So, you have mastered the sketch construction, and the extrude process in the new SolidWorks 2008. You have also studied the Revolved Boss/Base feature and used it to create parts that have a cross-section rotated about one of the parts axis. But what if the part is more complex – and the axis of rotation is not one of the sketched lines? For example – a ring:


This detail is almost impossible to construct by a simple “Extrution” feature (although it is achievable by creating a “square ring” and applying fillets to achieve the round one – but this is, of course, not a way to work with CAD program). So, using the “Revolved Boss/Base” is a must here. However, the part is not rotated about one of its sketched lines…


In fact, the would be no straight lines in sketch at all… Nevertheless, as always in SolidWorks, we start by constructing a sketch:

Click on any of the principle planes, and draw a circle profile. Set the circle dimension – this is your ring “wire” diameter. Now, click on “Line” option in the sketch features. Instead of solid line – pick the “Center Line” – dashed.


Center Line

Next, draw the line (its length is not important), and set the dimension between the line and the circle – this would be the “Mean” diameter of your ring. Remember, it is actually a radius – so you have to divide the intended mean diameter by 2:


Symmetric “C”

Exit the sketch, and use the “Revolved Boss/Base” feature

e to create a ring – specifying the dashed center line as the rotation axis. Unlike the previous example of Revolved Extrusion, this time we have no need in full circle rotation. Thus, pick the mid-plane option and create a symmetric “C-profile”, leaving an angle of 20 degrees.

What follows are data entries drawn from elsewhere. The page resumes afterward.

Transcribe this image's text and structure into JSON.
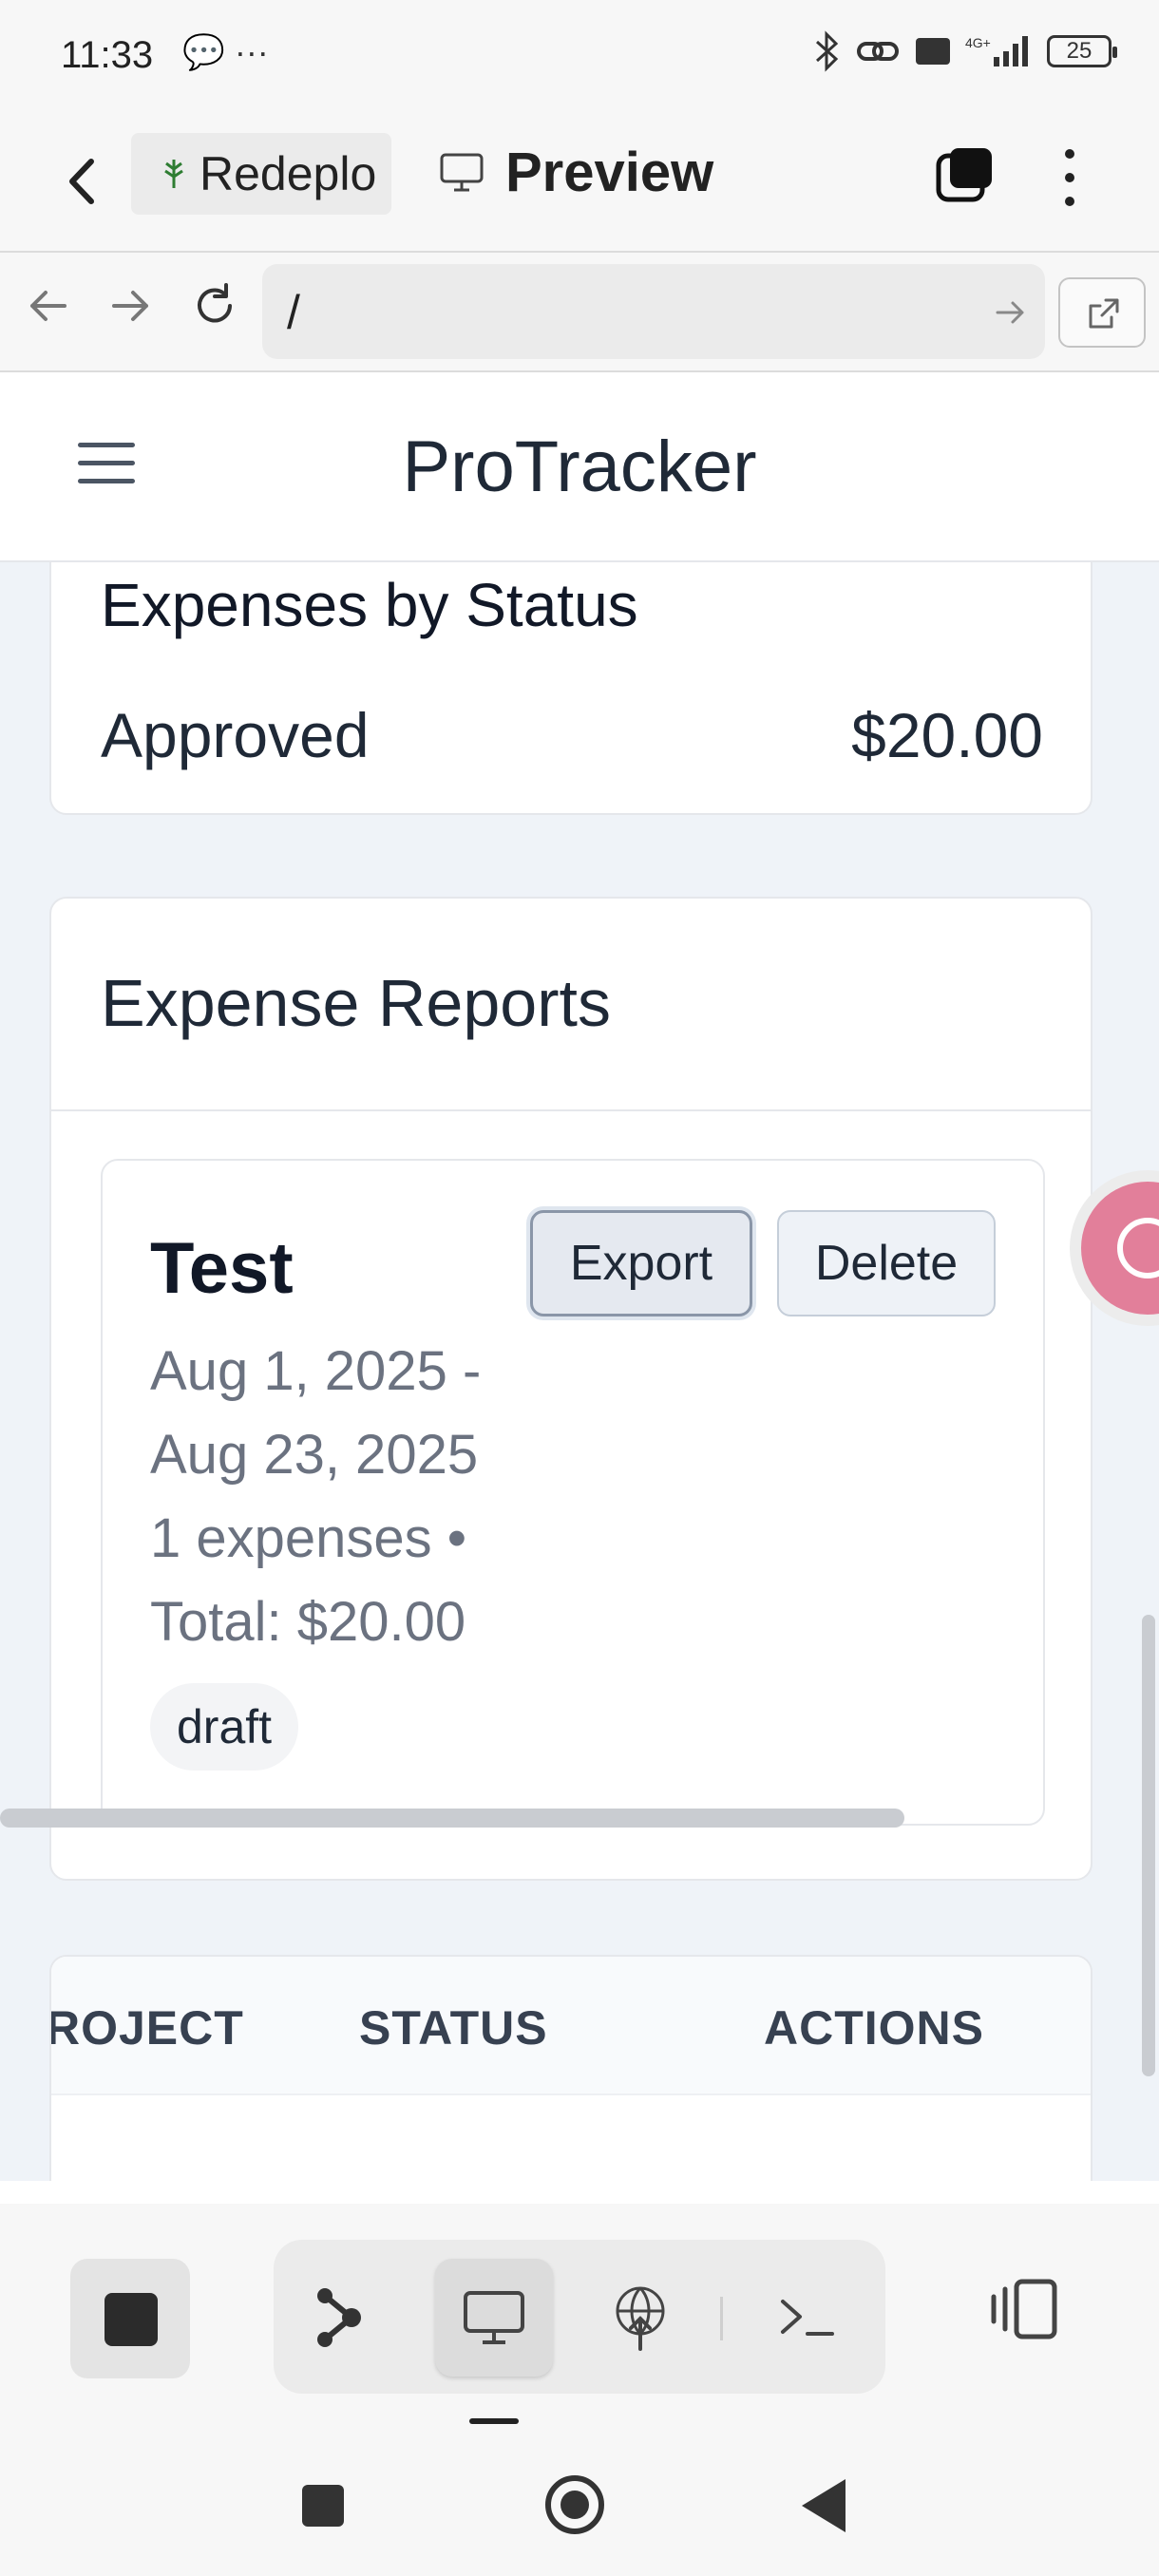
{
  "status_bar": {
    "time": "11:33",
    "left_icons": "💬 ···",
    "battery": "25"
  },
  "browser": {
    "chip_label": "Redeplo",
    "preview_label": "Preview",
    "url": "/"
  },
  "site": {
    "title": "ProTracker"
  },
  "expenses_by_status": {
    "title": "Expenses by Status",
    "status": "Approved",
    "amount": "$20.00"
  },
  "expense_reports": {
    "title": "Expense Reports",
    "report": {
      "name": "Test",
      "dates": "Aug 1, 2025 - Aug 23, 2025",
      "summary": "1 expenses • Total: $20.00",
      "badge": "draft",
      "export_label": "Export",
      "delete_label": "Delete"
    }
  },
  "table": {
    "headers": [
      "ROJECT",
      "STATUS",
      "ACTIONS"
    ]
  },
  "colors": {
    "content_bg": "#eff3f8",
    "fab": "#e27f9a"
  }
}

Notice, that the edges of the “C” opening are not parallel but rather compliant with your specification of the revolution. It is obvious, that this “Revolved Boss/Base” feature is very useful for creating various parts that have a constant cross-section and an axis of rotation – either if it is “part” of the body or a “virtual” line and either it is a full-circle of a partial one!